### Assigned task
Return every line of the listing that includes the string "minutos".

### Data shown
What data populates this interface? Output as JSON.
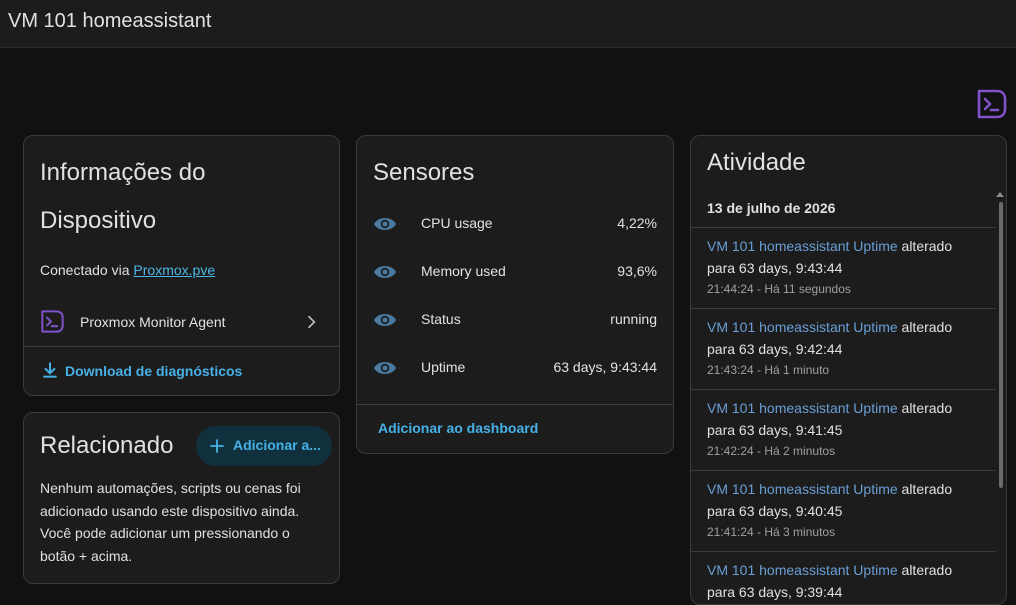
{
  "header": {
    "title": "VM 101 homeassistant"
  },
  "colors": {
    "accent": "#46b1e7",
    "integration_icon": "#7f52c9",
    "eye_icon": "#4b79a1",
    "log_entity": "#6a9fd6"
  },
  "device_info": {
    "title_line1": "Informações do",
    "title_line2": "Dispositivo",
    "connected_prefix": "Conectado via ",
    "connected_link": "Proxmox.pve",
    "integration_label": "Proxmox Monitor Agent",
    "download_label": "Download de diagnósticos"
  },
  "related": {
    "title": "Relacionado",
    "add_button": "Adicionar a...",
    "body": "Nenhum automações, scripts ou cenas foi adicionado usando este dispositivo ainda. Você pode adicionar um pressionando o botão + acima."
  },
  "sensors": {
    "title": "Sensores",
    "items": [
      {
        "label": "CPU usage",
        "value": "4,22%"
      },
      {
        "label": "Memory used",
        "value": "93,6%"
      },
      {
        "label": "Status",
        "value": "running"
      },
      {
        "label": "Uptime",
        "value": "63 days, 9:43:44"
      }
    ],
    "add_dashboard": "Adicionar ao dashboard"
  },
  "activity": {
    "title": "Atividade",
    "date": "13 de julho de 2026",
    "entries": [
      {
        "entity": "VM 101 homeassistant Uptime",
        "verb": " alterado",
        "line2": "para 63 days, 9:43:44",
        "time": "21:44:24 - Há 11 segundos"
      },
      {
        "entity": "VM 101 homeassistant Uptime",
        "verb": " alterado",
        "line2": "para 63 days, 9:42:44",
        "time": "21:43:24 - Há 1 minuto"
      },
      {
        "entity": "VM 101 homeassistant Uptime",
        "verb": " alterado",
        "line2": "para 63 days, 9:41:45",
        "time": "21:42:24 - Há 2 minutos"
      },
      {
        "entity": "VM 101 homeassistant Uptime",
        "verb": " alterado",
        "line2": "para 63 days, 9:40:45",
        "time": "21:41:24 - Há 3 minutos"
      },
      {
        "entity": "VM 101 homeassistant Uptime",
        "verb": " alterado",
        "line2": "para 63 days, 9:39:44",
        "time": ""
      }
    ]
  }
}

### Response below
        "time": "21:42:24 - Há 2 minutos"
        "time": "21:41:24 - Há 3 minutos"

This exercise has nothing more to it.